Making it easier for students to use MyEd
Working with the MyEd Service team, we changed the way that students find content in and through MyEd, using a top tasks survey, card sorting, and prototyping.
A change in the underlying technology for the MyEd portal provided an opportunity to make some improvements in the way people interact with it.
The service team wanted these changed to be informed by user research and not based on their own assumptions or the technology default, in case these were confusing for people.
Earlier user research had shown that people found it difficult to find information in and through MyEd and so the team prioritized working on the Information Architecture – the way content is grouped and linked names given to items and groups. This is used to create a website navigation.
Which makes more sense to students: “Euclid” or “Exam results”? As a non-academic staff member it is impossible to know.
The way to find out is to conduct user-focused activities where the students can sort and name the content items.
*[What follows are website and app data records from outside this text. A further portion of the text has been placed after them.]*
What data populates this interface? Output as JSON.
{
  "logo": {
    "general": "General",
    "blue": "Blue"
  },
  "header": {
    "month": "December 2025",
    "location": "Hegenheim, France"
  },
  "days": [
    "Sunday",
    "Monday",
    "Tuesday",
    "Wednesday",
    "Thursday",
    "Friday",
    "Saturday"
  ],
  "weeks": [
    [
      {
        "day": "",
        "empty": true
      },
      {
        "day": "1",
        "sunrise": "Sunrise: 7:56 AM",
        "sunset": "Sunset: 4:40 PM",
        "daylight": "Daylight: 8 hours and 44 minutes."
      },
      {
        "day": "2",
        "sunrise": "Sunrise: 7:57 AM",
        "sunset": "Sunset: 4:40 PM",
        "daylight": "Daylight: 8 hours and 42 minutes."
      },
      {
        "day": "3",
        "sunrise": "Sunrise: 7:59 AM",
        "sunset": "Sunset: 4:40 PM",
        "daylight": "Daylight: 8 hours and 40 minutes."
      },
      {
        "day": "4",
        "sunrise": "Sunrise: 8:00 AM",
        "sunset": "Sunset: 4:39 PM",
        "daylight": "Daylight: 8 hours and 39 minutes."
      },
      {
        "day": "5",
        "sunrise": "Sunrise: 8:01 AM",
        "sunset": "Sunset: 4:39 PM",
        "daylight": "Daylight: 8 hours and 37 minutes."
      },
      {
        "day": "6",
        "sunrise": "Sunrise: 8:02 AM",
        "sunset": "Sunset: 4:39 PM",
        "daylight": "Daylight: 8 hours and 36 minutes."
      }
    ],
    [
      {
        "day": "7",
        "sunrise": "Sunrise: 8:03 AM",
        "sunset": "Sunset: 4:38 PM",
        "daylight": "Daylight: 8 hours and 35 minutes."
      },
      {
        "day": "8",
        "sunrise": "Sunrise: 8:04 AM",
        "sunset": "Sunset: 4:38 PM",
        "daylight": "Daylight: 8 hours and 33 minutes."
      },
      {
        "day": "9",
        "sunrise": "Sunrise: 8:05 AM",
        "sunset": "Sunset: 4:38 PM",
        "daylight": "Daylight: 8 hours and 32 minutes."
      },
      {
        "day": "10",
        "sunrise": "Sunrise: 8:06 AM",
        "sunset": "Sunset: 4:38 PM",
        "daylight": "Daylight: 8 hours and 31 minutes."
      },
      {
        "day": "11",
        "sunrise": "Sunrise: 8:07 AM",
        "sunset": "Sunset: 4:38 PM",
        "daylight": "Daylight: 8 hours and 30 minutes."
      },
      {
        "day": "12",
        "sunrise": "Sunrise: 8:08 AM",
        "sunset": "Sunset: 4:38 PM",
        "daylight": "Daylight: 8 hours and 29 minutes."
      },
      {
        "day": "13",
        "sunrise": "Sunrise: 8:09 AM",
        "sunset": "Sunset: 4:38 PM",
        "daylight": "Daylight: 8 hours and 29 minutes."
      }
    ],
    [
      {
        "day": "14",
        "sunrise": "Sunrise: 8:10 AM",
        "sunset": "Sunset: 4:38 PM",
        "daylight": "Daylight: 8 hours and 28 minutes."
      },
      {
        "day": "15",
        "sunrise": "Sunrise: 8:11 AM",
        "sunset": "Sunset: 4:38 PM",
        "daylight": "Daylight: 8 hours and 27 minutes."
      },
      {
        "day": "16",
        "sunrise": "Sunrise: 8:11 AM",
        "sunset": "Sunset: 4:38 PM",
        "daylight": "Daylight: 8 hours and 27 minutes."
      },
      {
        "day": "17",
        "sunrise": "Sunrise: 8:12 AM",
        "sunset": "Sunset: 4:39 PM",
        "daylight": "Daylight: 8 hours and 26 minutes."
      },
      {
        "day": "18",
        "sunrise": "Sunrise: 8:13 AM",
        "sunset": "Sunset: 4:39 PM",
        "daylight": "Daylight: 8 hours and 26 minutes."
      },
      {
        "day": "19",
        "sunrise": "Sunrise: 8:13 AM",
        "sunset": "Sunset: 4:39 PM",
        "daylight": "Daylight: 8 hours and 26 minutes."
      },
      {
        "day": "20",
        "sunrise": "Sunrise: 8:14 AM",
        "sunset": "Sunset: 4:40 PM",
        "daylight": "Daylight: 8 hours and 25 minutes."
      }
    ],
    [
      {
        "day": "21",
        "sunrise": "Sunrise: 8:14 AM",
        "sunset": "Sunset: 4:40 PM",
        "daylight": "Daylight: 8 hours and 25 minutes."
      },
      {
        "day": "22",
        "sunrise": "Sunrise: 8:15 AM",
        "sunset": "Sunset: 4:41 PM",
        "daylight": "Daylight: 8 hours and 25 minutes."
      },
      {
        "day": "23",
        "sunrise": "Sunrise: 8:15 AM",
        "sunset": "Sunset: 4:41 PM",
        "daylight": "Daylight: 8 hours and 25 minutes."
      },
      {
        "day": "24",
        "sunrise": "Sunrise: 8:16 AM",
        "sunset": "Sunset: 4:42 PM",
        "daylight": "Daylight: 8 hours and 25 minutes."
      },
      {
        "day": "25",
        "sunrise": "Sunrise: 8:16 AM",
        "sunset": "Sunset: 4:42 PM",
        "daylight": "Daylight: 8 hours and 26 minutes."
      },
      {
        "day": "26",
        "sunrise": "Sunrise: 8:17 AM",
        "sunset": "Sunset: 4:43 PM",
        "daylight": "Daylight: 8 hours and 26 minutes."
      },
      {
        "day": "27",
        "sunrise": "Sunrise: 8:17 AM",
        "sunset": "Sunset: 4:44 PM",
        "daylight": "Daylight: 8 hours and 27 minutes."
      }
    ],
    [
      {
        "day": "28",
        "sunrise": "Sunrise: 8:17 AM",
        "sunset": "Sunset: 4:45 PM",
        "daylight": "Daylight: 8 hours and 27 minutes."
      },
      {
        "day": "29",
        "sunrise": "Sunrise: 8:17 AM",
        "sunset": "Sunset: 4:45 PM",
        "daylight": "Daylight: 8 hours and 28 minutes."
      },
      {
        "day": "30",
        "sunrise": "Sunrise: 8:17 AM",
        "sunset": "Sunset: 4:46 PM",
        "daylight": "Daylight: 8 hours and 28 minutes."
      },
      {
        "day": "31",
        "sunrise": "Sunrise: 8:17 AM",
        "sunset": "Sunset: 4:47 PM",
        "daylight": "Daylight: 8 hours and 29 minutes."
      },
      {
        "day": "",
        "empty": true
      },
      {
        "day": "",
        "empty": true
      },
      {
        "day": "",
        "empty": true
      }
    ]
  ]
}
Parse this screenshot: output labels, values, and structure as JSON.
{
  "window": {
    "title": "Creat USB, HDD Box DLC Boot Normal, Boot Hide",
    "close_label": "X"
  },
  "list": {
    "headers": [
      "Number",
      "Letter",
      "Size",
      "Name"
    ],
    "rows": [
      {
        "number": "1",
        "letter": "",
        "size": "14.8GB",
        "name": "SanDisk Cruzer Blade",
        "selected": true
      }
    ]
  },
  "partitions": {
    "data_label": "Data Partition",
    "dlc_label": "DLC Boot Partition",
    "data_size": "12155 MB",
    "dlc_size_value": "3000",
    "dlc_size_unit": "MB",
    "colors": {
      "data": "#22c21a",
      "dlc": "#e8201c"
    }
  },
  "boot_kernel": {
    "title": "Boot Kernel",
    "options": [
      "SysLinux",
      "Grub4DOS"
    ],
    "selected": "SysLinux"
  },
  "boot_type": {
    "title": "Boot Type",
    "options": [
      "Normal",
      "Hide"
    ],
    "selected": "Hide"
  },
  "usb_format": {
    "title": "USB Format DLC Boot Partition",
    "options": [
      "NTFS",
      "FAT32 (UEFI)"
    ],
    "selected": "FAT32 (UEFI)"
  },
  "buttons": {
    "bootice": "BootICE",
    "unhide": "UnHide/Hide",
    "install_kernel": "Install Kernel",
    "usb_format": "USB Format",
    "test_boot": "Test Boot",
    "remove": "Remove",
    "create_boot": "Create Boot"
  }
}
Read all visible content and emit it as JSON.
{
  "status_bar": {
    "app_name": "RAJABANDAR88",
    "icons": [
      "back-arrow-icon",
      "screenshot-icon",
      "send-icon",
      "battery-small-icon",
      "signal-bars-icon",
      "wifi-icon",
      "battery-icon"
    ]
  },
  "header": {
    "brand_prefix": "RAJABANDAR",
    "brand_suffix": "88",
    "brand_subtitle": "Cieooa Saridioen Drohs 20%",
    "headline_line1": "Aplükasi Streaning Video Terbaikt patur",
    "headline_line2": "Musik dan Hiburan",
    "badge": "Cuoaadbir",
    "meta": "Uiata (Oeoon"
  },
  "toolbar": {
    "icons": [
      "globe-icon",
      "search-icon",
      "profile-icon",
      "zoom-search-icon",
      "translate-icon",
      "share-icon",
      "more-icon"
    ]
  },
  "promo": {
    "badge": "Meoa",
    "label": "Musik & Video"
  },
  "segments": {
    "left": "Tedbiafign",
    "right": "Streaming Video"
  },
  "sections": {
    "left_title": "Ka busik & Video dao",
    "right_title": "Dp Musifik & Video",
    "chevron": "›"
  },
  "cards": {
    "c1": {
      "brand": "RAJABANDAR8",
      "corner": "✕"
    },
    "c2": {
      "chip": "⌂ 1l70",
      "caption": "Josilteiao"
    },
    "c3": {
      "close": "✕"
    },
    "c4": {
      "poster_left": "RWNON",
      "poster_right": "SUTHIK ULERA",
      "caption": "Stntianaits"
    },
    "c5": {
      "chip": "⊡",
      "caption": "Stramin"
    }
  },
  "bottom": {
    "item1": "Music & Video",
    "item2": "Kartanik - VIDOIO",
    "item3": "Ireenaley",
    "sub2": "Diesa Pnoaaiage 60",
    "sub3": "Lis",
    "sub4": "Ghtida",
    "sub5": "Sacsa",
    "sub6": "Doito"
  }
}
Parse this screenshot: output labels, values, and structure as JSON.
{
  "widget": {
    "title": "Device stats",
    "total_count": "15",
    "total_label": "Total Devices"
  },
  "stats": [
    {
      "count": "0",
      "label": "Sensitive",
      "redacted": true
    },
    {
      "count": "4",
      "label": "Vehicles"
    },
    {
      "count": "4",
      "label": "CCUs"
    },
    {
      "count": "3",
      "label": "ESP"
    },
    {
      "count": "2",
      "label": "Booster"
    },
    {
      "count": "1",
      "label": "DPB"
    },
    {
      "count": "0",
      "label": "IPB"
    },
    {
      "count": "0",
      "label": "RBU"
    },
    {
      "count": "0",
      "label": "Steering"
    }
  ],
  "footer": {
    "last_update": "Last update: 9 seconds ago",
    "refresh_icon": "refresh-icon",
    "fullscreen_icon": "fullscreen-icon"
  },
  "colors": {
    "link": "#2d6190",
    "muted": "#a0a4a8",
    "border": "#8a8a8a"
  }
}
Once we had our new information architecture, we could use it to form a new menu structure.
What we did
Over the course of approximately four months we carried out several activities:
- Top tasks survey
- Face-to-face card-sorting (a few students)
- Online card-sorting (large numbers of students)
- Interaction design of a new navigation menu and default interaction patterns
- Graphic design of new menu and interface presentation
- 2 rounds of prototyping and usability testing - an HTML prototype then then new graphic design and interaction patterns
- Tree-testing to validate the new navigation
In working this way we did not know exactly what the developers would need to build from the outset – we would find this out through the user-focused activities.
What the team thought
The service team and the development team were firm advocates for this approach, seeing it as the way to produce the best experience for students, and adapted their project activities accordingly to accommodate.
Working with the UX Service on this project has given me a great deal of confidence about what we’re delivering in MyEd. Releasing new service features is typically stressful, but it’s been a lot less stressful this time. That’s because so many of the design decisions we’ve made are so well-founded. The confidence comes from the range of ways we’ve engaged with students through the course of the project, which combine together to give a much clearer view of what they need and what they value.